Task goal: Emit the line that holds "Give me the" and all lines following it through the end of the data, verbatim, and nothing else.

Stored data entries:
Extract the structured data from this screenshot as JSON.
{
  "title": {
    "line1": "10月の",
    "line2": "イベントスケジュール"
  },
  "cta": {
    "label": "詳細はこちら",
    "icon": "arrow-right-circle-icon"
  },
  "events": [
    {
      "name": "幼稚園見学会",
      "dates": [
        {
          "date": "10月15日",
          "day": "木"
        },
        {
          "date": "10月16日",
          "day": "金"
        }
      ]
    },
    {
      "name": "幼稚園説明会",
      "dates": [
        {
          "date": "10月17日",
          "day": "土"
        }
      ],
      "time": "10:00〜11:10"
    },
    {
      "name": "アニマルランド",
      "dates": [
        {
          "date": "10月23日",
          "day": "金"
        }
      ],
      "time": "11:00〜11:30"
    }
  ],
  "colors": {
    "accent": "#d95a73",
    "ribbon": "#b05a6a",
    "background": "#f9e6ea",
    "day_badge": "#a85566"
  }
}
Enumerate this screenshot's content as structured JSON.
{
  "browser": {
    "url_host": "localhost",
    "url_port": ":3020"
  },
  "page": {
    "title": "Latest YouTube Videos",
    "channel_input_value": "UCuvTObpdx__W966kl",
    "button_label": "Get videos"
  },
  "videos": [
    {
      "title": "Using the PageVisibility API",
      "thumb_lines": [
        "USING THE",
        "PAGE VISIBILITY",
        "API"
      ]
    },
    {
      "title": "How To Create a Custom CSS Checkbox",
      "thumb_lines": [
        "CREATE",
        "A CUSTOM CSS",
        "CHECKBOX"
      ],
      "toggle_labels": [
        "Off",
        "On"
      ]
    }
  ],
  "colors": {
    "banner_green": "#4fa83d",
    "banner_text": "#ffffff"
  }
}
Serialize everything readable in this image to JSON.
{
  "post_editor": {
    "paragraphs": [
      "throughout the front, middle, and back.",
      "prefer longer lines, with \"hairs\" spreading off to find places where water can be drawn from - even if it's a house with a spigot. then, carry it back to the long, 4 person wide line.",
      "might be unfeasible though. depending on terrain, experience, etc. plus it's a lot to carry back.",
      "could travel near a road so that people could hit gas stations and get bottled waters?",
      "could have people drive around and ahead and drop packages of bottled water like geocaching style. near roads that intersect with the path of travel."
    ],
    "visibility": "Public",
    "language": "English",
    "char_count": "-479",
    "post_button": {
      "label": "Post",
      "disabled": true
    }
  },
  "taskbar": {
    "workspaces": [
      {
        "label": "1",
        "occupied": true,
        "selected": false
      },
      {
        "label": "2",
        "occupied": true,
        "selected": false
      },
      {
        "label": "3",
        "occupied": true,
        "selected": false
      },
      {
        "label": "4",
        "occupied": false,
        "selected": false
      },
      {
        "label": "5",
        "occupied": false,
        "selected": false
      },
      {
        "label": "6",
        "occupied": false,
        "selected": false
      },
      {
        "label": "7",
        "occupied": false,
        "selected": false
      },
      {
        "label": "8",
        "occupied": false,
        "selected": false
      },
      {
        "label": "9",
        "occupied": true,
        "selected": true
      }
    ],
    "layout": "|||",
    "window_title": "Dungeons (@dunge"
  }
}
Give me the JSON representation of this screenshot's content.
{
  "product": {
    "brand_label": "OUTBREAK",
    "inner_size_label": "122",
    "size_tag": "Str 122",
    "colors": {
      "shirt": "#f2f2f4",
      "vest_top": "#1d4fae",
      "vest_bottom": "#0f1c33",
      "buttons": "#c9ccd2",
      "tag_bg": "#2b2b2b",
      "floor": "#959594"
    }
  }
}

Written answer:
Give me the JSON representation of this screenshot's content.
{
  "product": {
    "brand_label": "OUTBREAK",
    "inner_size_label": "122",
    "size_tag": "Str 122",
    "colors": {
      "shirt": "#f2f2f4",
      "vest_top": "#1d4fae",
      "vest_bottom": "#0f1c33",
      "buttons": "#c9ccd2",
      "tag_bg": "#2b2b2b",
      "floor": "#959594"
    }
  }
}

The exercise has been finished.